> **Your objective**
The entries below are to be written out exactly, with no images included.

----------

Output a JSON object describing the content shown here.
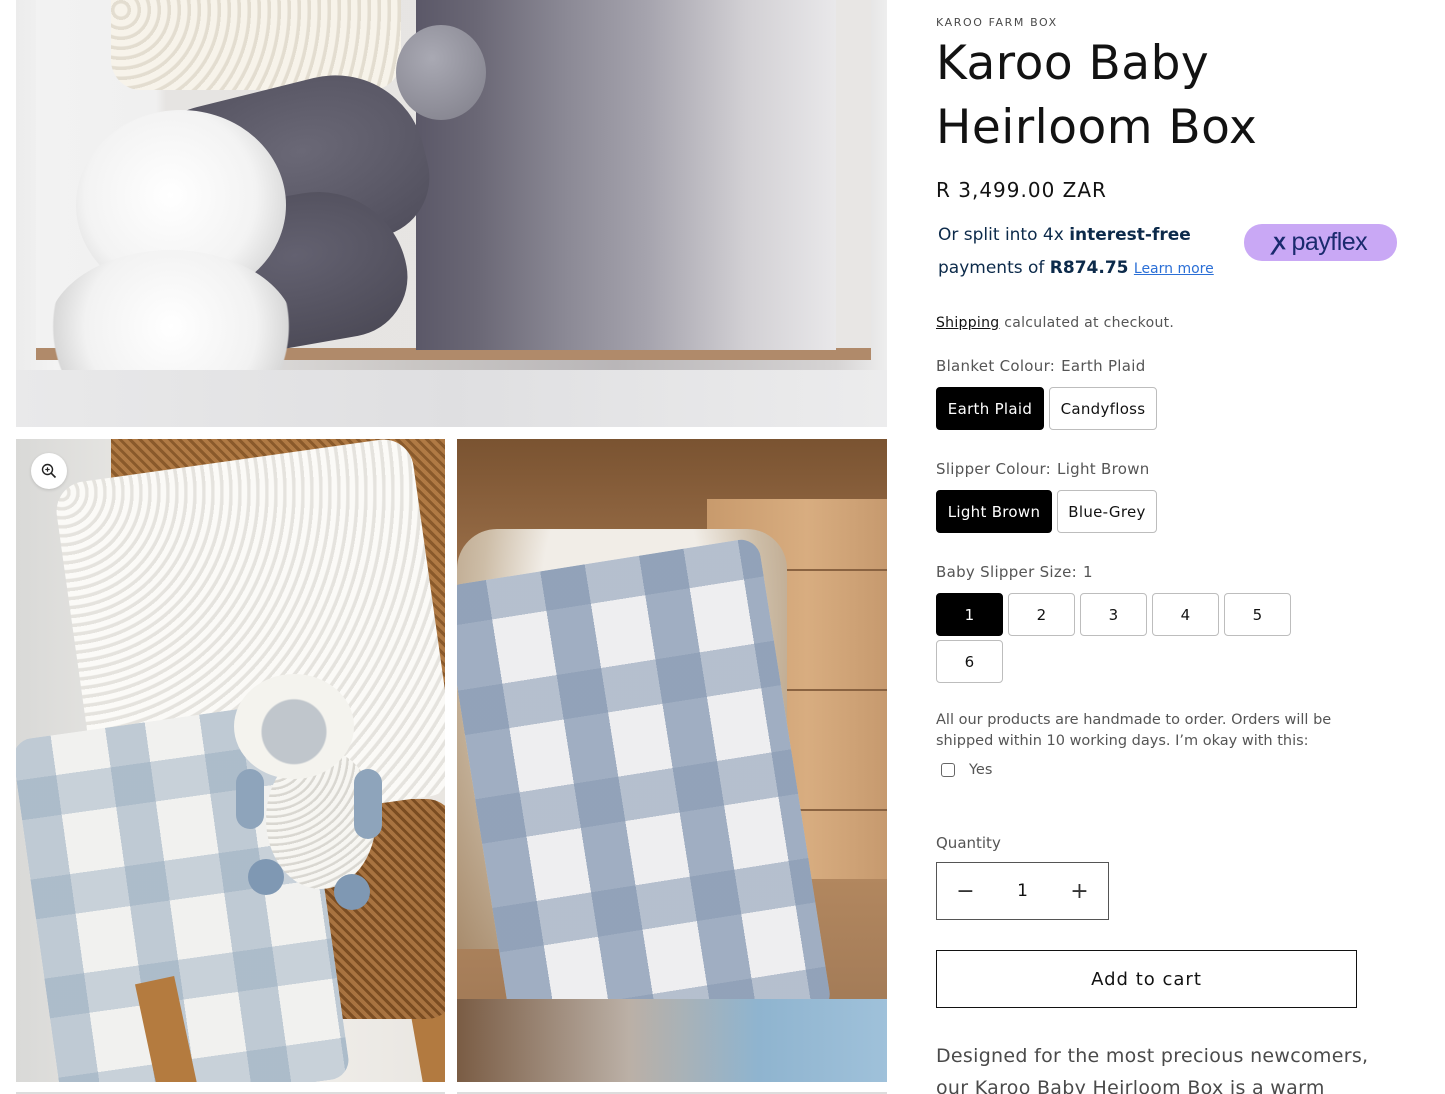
{
  "product": {
    "vendor": "KAROO FARM BOX",
    "title": "Karoo Baby Heirloom Box",
    "price": "R 3,499.00 ZAR"
  },
  "payflex": {
    "line1_prefix": "Or split into 4x ",
    "line1_bold": "interest-free",
    "line2_prefix": "payments of ",
    "line2_bold": "R874.75",
    "learn_more": "Learn more",
    "logo_text": "payflex",
    "logo_mark": "ꭗ",
    "brand_color": "#c9a8f5"
  },
  "shipping": {
    "link": "Shipping",
    "text": " calculated at checkout."
  },
  "options": {
    "blanket": {
      "label": "Blanket Colour:",
      "value": "Earth Plaid",
      "choices": [
        "Earth Plaid",
        "Candyfloss"
      ]
    },
    "slipper": {
      "label": "Slipper Colour:",
      "value": "Light Brown",
      "choices": [
        "Light Brown",
        "Blue-Grey"
      ]
    },
    "size": {
      "label": "Baby Slipper Size:",
      "value": "1",
      "choices": [
        "1",
        "2",
        "3",
        "4",
        "5",
        "6"
      ]
    }
  },
  "handmade": {
    "note": "All our products are handmade to order. Orders will be shipped within 10 working days. I’m okay with this:",
    "yes": "Yes"
  },
  "quantity": {
    "label": "Quantity",
    "value": "1",
    "minus": "−",
    "plus": "+"
  },
  "cart": {
    "button": "Add to cart"
  },
  "description": "Designed for the most precious newcomers, our Karoo Baby Heirloom Box is a warm welcome",
  "icons": {
    "zoom": "zoom-in-icon"
  }
}
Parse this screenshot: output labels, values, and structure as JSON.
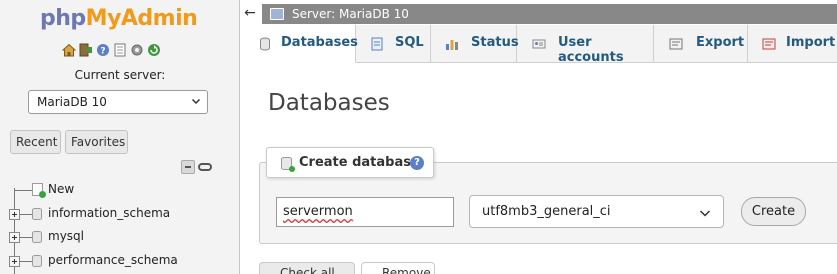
{
  "nav": {
    "logo_part1": "php",
    "logo_part2": "MyAdmin",
    "icons": [
      "home-icon",
      "logout-icon",
      "help-icon",
      "docs-icon",
      "settings-icon",
      "reload-icon"
    ],
    "current_server_label": "Current server:",
    "server_select_value": "MariaDB 10",
    "recent_label": "Recent",
    "favorites_label": "Favorites",
    "tree": [
      {
        "label": "New",
        "kind": "new"
      },
      {
        "label": "information_schema",
        "kind": "db"
      },
      {
        "label": "mysql",
        "kind": "db"
      },
      {
        "label": "performance_schema",
        "kind": "db"
      }
    ]
  },
  "topbar": {
    "collapse_glyph": "←",
    "title": "Server: MariaDB 10"
  },
  "tabs": [
    {
      "label": "Databases",
      "icon": "database-icon",
      "active": true
    },
    {
      "label": "SQL",
      "icon": "sql-icon",
      "active": false
    },
    {
      "label": "Status",
      "icon": "status-icon",
      "active": false
    },
    {
      "label": "User accounts",
      "icon": "user-accounts-icon",
      "active": false
    },
    {
      "label": "Export",
      "icon": "export-icon",
      "active": false
    },
    {
      "label": "Import",
      "icon": "import-icon",
      "active": false
    }
  ],
  "main": {
    "page_title": "Databases",
    "create": {
      "legend": "Create database",
      "help_glyph": "?",
      "db_name_value": "servermon",
      "collation_value": "utf8mb3_general_ci",
      "create_button": "Create"
    },
    "bottom_tabs": [
      "Check all",
      "Remove"
    ]
  },
  "colors": {
    "logo_php": "#6c78af",
    "logo_myadmin": "#f29a1a",
    "tab_text": "#235a81",
    "topbar_bg": "#888888"
  }
}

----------

> **Written solution**
Output a JSON object describing the content shown here.
{
  "product": {
    "vendor": "KAROO FARM BOX",
    "title": "Karoo Baby Heirloom Box",
    "price": "R 3,499.00 ZAR"
  },
  "payflex": {
    "line1_prefix": "Or split into 4x ",
    "line1_bold": "interest-free",
    "line2_prefix": "payments of ",
    "line2_bold": "R874.75",
    "learn_more": "Learn more",
    "logo_text": "payflex",
    "logo_mark": "ꭗ",
    "brand_color": "#c9a8f5"
  },
  "shipping": {
    "link": "Shipping",
    "text": " calculated at checkout."
  },
  "options": {
    "blanket": {
      "label": "Blanket Colour:",
      "value": "Earth Plaid",
      "choices": [
        "Earth Plaid",
        "Candyfloss"
      ]
    },
    "slipper": {
      "label": "Slipper Colour:",
      "value": "Light Brown",
      "choices": [
        "Light Brown",
        "Blue-Grey"
      ]
    },
    "size": {
      "label": "Baby Slipper Size:",
      "value": "1",
      "choices": [
        "1",
        "2",
        "3",
        "4",
        "5",
        "6"
      ]
    }
  },
  "handmade": {
    "note": "All our products are handmade to order. Orders will be shipped within 10 working days. I’m okay with this:",
    "yes": "Yes"
  },
  "quantity": {
    "label": "Quantity",
    "value": "1",
    "minus": "−",
    "plus": "+"
  },
  "cart": {
    "button": "Add to cart"
  },
  "description": "Designed for the most precious newcomers, our Karoo Baby Heirloom Box is a warm welcome",
  "icons": {
    "zoom": "zoom-in-icon"
  }
}
Parse this screenshot: output labels, values, and structure as JSON.
{
  "nav": {
    "logo_part1": "php",
    "logo_part2": "MyAdmin",
    "icons": [
      "home-icon",
      "logout-icon",
      "help-icon",
      "docs-icon",
      "settings-icon",
      "reload-icon"
    ],
    "current_server_label": "Current server:",
    "server_select_value": "MariaDB 10",
    "recent_label": "Recent",
    "favorites_label": "Favorites",
    "tree": [
      {
        "label": "New",
        "kind": "new"
      },
      {
        "label": "information_schema",
        "kind": "db"
      },
      {
        "label": "mysql",
        "kind": "db"
      },
      {
        "label": "performance_schema",
        "kind": "db"
      }
    ]
  },
  "topbar": {
    "collapse_glyph": "←",
    "title": "Server: MariaDB 10"
  },
  "tabs": [
    {
      "label": "Databases",
      "icon": "database-icon",
      "active": true
    },
    {
      "label": "SQL",
      "icon": "sql-icon",
      "active": false
    },
    {
      "label": "Status",
      "icon": "status-icon",
      "active": false
    },
    {
      "label": "User accounts",
      "icon": "user-accounts-icon",
      "active": false
    },
    {
      "label": "Export",
      "icon": "export-icon",
      "active": false
    },
    {
      "label": "Import",
      "icon": "import-icon",
      "active": false
    }
  ],
  "main": {
    "page_title": "Databases",
    "create": {
      "legend": "Create database",
      "help_glyph": "?",
      "db_name_value": "servermon",
      "collation_value": "utf8mb3_general_ci",
      "create_button": "Create"
    },
    "bottom_tabs": [
      "Check all",
      "Remove"
    ]
  },
  "colors": {
    "logo_php": "#6c78af",
    "logo_myadmin": "#f29a1a",
    "tab_text": "#235a81",
    "topbar_bg": "#888888"
  }
}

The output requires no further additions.